Your support for Amma Birth Companions has the power to make an incredible impact here in Glasgow.
As a new charity, our work is only just beginning. But we know the need is there—and we're determined to make a difference.
With your support, we are positive that we can achieve our mission to improve pregnancy, birth and postnatal outcomes for vulnerable mothers.
“I had my first child which didn’t go as I had envisaged. I was induced twice then put in for an emergency C-section.
It was the most traumatic and painful episode of my life. I went through this all by myself. I was in so much pain that I thought I was going to die.
Looking back, I wish a birth companion would have been there for me and my daughter at that stage . It should have been a joyful experience but turned out to be a bitter one.
I wouldn’t want any other woman to go through what I went through—no matter who we are, where we’re from or what life has thrown in our path in the past."
Because vulnerable women—including refugees, asylum seekers and those with insecure immigration status—face particularly challenging pregnancies and births
The Royal College of Gynaecology report that vulnerable pregnant women, including refugees and asylum-seekers, are three times more likely to die in childbirth and four times more likely to suffer postnatal depression than other women in the UK. What's more, stillborn and premature births, low birth weights and birth defects are also more prevalent for women in these categories.
Other research shows that such women themselves suffer from disproportionately high levels of distress and depression before, during and after pregnancy. As is often the case, these are among the factors that can then prevent women from seeking the help and support they and their babies need.
And what's more, pregnant women with prolonged high levels of stress hormones are more likely to miscarry or have children with increased risk of developmental and mental health problems as they grow up.
Because birth companions have a proven positive, physical and psychological impact on
health and well-being for women and their babies
A 2015 project providing volunteer doulas to low-income communities in the UK reaped overwhelmingly positive results—the majority of women who accepted doula support thought it brought great value and continuity of support during their birth experiences. Participants particularly valued being listened to by someone non-judgemental, able to address fears, help build self-esteem, bring knowledge and companionship, and help them access other services during pregnancy and after birth.
An American project bringing doulas to a group of disadvantaged mothers found participants were four times less likely to have a low birth weight baby, two times less likely to experience a birth complication, and significantly more likely to breastfeed than their counterparts without doulas.
For mums-to-be with doulas, evidence suggests such support can increase oxytocin levels, leading to decreased stress, fear, and anxiety and in turn to stronger and more effective contractions. Similarly, the care and companionship of a birth companion has been linked to increased beta-endorphins, i.e better pain management for mums in labour.

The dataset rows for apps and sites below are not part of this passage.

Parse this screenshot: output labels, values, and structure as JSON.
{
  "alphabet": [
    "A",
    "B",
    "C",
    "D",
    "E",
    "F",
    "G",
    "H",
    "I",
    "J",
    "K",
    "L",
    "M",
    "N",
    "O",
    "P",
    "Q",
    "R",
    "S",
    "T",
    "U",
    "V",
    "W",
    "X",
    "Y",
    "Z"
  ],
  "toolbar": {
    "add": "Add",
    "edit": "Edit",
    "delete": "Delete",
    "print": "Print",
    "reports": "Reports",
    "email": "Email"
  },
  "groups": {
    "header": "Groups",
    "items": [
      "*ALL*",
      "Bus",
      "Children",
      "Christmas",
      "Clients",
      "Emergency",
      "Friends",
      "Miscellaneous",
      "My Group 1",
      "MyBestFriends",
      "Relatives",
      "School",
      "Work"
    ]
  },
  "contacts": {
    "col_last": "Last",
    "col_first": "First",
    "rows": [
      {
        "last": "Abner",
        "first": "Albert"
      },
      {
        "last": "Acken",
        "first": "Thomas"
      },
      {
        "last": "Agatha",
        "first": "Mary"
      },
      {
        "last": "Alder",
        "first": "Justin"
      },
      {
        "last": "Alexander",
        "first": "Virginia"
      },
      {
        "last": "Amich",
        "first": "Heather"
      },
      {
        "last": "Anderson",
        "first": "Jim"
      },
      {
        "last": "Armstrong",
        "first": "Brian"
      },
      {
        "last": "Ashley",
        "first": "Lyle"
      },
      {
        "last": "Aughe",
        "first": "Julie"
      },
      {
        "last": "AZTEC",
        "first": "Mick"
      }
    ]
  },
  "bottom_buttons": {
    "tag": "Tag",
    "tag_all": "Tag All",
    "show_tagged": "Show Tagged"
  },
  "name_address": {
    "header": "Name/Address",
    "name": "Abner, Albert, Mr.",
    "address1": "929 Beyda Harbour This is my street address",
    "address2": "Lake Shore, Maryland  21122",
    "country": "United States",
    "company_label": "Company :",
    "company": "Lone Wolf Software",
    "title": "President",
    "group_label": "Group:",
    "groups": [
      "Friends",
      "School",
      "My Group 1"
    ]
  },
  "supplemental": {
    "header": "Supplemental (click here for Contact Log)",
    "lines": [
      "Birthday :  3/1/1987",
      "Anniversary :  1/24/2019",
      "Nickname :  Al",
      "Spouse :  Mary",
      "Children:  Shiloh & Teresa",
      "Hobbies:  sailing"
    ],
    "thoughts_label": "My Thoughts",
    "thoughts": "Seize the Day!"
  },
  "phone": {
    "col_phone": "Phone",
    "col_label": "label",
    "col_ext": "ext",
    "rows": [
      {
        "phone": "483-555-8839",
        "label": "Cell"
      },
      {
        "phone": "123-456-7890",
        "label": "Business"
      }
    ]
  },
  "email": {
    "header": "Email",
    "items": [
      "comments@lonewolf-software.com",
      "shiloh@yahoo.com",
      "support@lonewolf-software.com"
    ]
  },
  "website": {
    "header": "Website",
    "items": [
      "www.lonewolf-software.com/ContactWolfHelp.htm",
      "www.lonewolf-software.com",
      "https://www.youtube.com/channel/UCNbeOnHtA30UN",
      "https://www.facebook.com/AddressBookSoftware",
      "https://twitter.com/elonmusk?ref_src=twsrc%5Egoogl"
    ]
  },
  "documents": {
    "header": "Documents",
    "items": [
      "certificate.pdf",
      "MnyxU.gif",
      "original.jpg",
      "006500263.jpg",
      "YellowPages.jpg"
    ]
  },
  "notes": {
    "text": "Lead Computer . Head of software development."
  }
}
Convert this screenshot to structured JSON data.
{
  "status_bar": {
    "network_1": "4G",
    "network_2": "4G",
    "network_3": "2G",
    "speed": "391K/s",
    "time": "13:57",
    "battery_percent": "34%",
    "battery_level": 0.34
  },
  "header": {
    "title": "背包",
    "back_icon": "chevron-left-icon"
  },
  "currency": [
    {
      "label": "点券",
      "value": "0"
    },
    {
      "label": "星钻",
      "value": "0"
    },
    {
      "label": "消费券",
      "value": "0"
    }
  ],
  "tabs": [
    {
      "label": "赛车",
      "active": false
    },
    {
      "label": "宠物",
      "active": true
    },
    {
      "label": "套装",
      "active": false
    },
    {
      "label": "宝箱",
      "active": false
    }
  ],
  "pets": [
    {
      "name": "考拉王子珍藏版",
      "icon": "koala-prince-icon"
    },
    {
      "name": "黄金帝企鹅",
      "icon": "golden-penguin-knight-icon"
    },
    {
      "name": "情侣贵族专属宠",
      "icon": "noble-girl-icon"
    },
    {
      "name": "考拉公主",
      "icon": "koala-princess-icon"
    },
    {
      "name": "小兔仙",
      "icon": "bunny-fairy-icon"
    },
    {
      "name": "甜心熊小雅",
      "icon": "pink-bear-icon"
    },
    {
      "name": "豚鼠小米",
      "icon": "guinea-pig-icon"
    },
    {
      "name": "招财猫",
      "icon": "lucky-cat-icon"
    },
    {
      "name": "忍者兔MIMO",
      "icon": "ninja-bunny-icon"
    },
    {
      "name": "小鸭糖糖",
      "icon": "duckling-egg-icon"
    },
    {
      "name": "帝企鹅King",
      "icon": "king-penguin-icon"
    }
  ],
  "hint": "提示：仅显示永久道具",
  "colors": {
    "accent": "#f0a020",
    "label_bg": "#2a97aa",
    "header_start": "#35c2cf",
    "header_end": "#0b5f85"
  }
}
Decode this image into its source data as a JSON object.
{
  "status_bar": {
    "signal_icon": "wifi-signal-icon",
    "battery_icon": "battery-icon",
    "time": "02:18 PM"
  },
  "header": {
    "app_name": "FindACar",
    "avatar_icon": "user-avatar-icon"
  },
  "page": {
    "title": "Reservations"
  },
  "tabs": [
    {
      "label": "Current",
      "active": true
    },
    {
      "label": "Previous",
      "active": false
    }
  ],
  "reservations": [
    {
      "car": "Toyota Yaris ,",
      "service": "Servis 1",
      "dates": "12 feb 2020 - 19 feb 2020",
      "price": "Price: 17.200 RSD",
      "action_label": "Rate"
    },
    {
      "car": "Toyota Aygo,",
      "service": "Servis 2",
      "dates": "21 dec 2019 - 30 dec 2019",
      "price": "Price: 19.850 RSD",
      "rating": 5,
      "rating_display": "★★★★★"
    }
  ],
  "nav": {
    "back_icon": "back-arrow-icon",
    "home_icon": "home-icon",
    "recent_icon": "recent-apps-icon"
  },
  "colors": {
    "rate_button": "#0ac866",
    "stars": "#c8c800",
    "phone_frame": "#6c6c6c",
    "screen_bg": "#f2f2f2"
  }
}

Broader support networks for new and expectant mums are also hugely important—and Amma helps with that too. Amma's own focus group discussions with vulnerable pregnant women highlighted the vital significance of groups, meet-ups and other networks for mothers (and fathers) to share practical and emotional support, knowledge and insight into birth and parenting with peers.
Because Scotland needs charities like Amma to help vulnerable pregnant women that the current system simply cannot support on its own
The Scottish Government's own reports acknowledge that vulnerable women, including asylum seekers and those with insecure immigration status, are at particular risk of poor health during pregnancy, birth and the postnatal period.
It recognises that the absence of strong family support networks and language barriers—factors disproportionately affecting refugee and asylum-seeking women—are two major contributing factors to poor perinatal mental health.
Commissioned studies into antenatal health inequalities in the Greater Glasgow and Clyde area highlight that unequal access to antenatal healthcare is contributing to inequalities in mother and baby sickness and death rates, with those most exposed to the risks, the ones least likely to access or benefit from the support they need.
The public health authorities recognise that Scotland's need in this area is far from being met by the current system, while a sizeable part of the current provision of services is coming from the charity and third sector. But there is so much more to do, and so many more vulnerable women facing pregnancy and birth alone in challenging circumstances.
This is where Amma comes in—and where you come in too.